>>>>
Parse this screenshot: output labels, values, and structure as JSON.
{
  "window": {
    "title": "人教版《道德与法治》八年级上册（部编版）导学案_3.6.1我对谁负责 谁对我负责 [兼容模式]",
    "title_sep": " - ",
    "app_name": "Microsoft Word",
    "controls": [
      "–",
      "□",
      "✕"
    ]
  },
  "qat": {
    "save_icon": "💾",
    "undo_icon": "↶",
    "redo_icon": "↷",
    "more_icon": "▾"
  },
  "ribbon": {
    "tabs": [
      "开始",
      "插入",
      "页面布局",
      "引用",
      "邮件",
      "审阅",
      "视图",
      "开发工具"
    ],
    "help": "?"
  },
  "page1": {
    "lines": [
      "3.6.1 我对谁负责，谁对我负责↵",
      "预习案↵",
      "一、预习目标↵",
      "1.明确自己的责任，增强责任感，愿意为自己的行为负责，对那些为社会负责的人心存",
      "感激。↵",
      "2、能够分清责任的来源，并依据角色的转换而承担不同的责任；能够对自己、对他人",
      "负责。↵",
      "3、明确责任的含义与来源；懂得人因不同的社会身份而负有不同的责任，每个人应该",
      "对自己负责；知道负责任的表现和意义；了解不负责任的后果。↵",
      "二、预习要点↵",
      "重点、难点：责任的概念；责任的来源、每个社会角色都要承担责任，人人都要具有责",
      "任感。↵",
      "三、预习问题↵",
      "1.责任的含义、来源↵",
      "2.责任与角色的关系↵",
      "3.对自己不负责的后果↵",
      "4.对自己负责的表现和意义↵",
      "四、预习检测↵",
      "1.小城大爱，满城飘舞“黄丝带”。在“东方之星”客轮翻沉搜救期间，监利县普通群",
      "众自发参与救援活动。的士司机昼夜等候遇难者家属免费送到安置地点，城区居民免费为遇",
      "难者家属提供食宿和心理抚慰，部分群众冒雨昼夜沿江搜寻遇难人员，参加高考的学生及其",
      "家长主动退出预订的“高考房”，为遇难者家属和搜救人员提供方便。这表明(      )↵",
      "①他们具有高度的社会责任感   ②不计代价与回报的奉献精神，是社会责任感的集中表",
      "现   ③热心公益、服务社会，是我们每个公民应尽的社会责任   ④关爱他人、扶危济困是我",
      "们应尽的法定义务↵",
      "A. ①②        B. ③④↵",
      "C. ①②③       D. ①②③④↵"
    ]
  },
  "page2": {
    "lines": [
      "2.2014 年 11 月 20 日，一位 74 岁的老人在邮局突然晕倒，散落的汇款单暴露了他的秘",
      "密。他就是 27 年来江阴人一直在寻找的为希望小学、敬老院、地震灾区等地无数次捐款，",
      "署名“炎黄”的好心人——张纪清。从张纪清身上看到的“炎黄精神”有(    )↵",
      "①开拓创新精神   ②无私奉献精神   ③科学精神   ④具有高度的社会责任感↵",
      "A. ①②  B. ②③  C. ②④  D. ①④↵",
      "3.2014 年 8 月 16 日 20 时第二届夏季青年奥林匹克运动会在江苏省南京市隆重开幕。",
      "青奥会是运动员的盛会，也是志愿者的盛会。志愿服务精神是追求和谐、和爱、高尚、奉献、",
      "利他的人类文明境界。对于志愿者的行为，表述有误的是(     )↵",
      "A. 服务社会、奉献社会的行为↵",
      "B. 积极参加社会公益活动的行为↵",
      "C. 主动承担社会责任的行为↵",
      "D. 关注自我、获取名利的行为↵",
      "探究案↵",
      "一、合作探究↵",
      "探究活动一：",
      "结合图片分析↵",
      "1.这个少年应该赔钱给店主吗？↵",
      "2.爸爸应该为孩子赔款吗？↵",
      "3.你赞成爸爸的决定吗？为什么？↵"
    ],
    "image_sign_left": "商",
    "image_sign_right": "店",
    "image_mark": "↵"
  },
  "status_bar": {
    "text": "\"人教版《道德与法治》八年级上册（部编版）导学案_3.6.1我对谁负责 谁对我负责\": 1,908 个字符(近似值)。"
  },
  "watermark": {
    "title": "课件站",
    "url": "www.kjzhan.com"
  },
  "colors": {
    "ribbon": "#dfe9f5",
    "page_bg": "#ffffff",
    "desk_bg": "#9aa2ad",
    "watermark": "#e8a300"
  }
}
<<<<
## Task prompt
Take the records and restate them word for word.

## Task solution
Parse this screenshot: output labels, values, and structure as JSON.
{
  "window": {
    "title": "人教版《道德与法治》八年级上册（部编版）导学案_3.6.1我对谁负责 谁对我负责 [兼容模式]",
    "title_sep": " - ",
    "app_name": "Microsoft Word",
    "controls": [
      "–",
      "□",
      "✕"
    ]
  },
  "qat": {
    "save_icon": "💾",
    "undo_icon": "↶",
    "redo_icon": "↷",
    "more_icon": "▾"
  },
  "ribbon": {
    "tabs": [
      "开始",
      "插入",
      "页面布局",
      "引用",
      "邮件",
      "审阅",
      "视图",
      "开发工具"
    ],
    "help": "?"
  },
  "page1": {
    "lines": [
      "3.6.1 我对谁负责，谁对我负责↵",
      "预习案↵",
      "一、预习目标↵",
      "1.明确自己的责任，增强责任感，愿意为自己的行为负责，对那些为社会负责的人心存",
      "感激。↵",
      "2、能够分清责任的来源，并依据角色的转换而承担不同的责任；能够对自己、对他人",
      "负责。↵",
      "3、明确责任的含义与来源；懂得人因不同的社会身份而负有不同的责任，每个人应该",
      "对自己负责；知道负责任的表现和意义；了解不负责任的后果。↵",
      "二、预习要点↵",
      "重点、难点：责任的概念；责任的来源、每个社会角色都要承担责任，人人都要具有责",
      "任感。↵",
      "三、预习问题↵",
      "1.责任的含义、来源↵",
      "2.责任与角色的关系↵",
      "3.对自己不负责的后果↵",
      "4.对自己负责的表现和意义↵",
      "四、预习检测↵",
      "1.小城大爱，满城飘舞“黄丝带”。在“东方之星”客轮翻沉搜救期间，监利县普通群",
      "众自发参与救援活动。的士司机昼夜等候遇难者家属免费送到安置地点，城区居民免费为遇",
      "难者家属提供食宿和心理抚慰，部分群众冒雨昼夜沿江搜寻遇难人员，参加高考的学生及其",
      "家长主动退出预订的“高考房”，为遇难者家属和搜救人员提供方便。这表明(      )↵",
      "①他们具有高度的社会责任感   ②不计代价与回报的奉献精神，是社会责任感的集中表",
      "现   ③热心公益、服务社会，是我们每个公民应尽的社会责任   ④关爱他人、扶危济困是我",
      "们应尽的法定义务↵",
      "A. ①②        B. ③④↵",
      "C. ①②③       D. ①②③④↵"
    ]
  },
  "page2": {
    "lines": [
      "2.2014 年 11 月 20 日，一位 74 岁的老人在邮局突然晕倒，散落的汇款单暴露了他的秘",
      "密。他就是 27 年来江阴人一直在寻找的为希望小学、敬老院、地震灾区等地无数次捐款，",
      "署名“炎黄”的好心人——张纪清。从张纪清身上看到的“炎黄精神”有(    )↵",
      "①开拓创新精神   ②无私奉献精神   ③科学精神   ④具有高度的社会责任感↵",
      "A. ①②  B. ②③  C. ②④  D. ①④↵",
      "3.2014 年 8 月 16 日 20 时第二届夏季青年奥林匹克运动会在江苏省南京市隆重开幕。",
      "青奥会是运动员的盛会，也是志愿者的盛会。志愿服务精神是追求和谐、和爱、高尚、奉献、",
      "利他的人类文明境界。对于志愿者的行为，表述有误的是(     )↵",
      "A. 服务社会、奉献社会的行为↵",
      "B. 积极参加社会公益活动的行为↵",
      "C. 主动承担社会责任的行为↵",
      "D. 关注自我、获取名利的行为↵",
      "探究案↵",
      "一、合作探究↵",
      "探究活动一：",
      "结合图片分析↵",
      "1.这个少年应该赔钱给店主吗？↵",
      "2.爸爸应该为孩子赔款吗？↵",
      "3.你赞成爸爸的决定吗？为什么？↵"
    ],
    "image_sign_left": "商",
    "image_sign_right": "店",
    "image_mark": "↵"
  },
  "status_bar": {
    "text": "\"人教版《道德与法治》八年级上册（部编版）导学案_3.6.1我对谁负责 谁对我负责\": 1,908 个字符(近似值)。"
  },
  "watermark": {
    "title": "课件站",
    "url": "www.kjzhan.com"
  },
  "colors": {
    "ribbon": "#dfe9f5",
    "page_bg": "#ffffff",
    "desk_bg": "#9aa2ad",
    "watermark": "#e8a300"
  }
}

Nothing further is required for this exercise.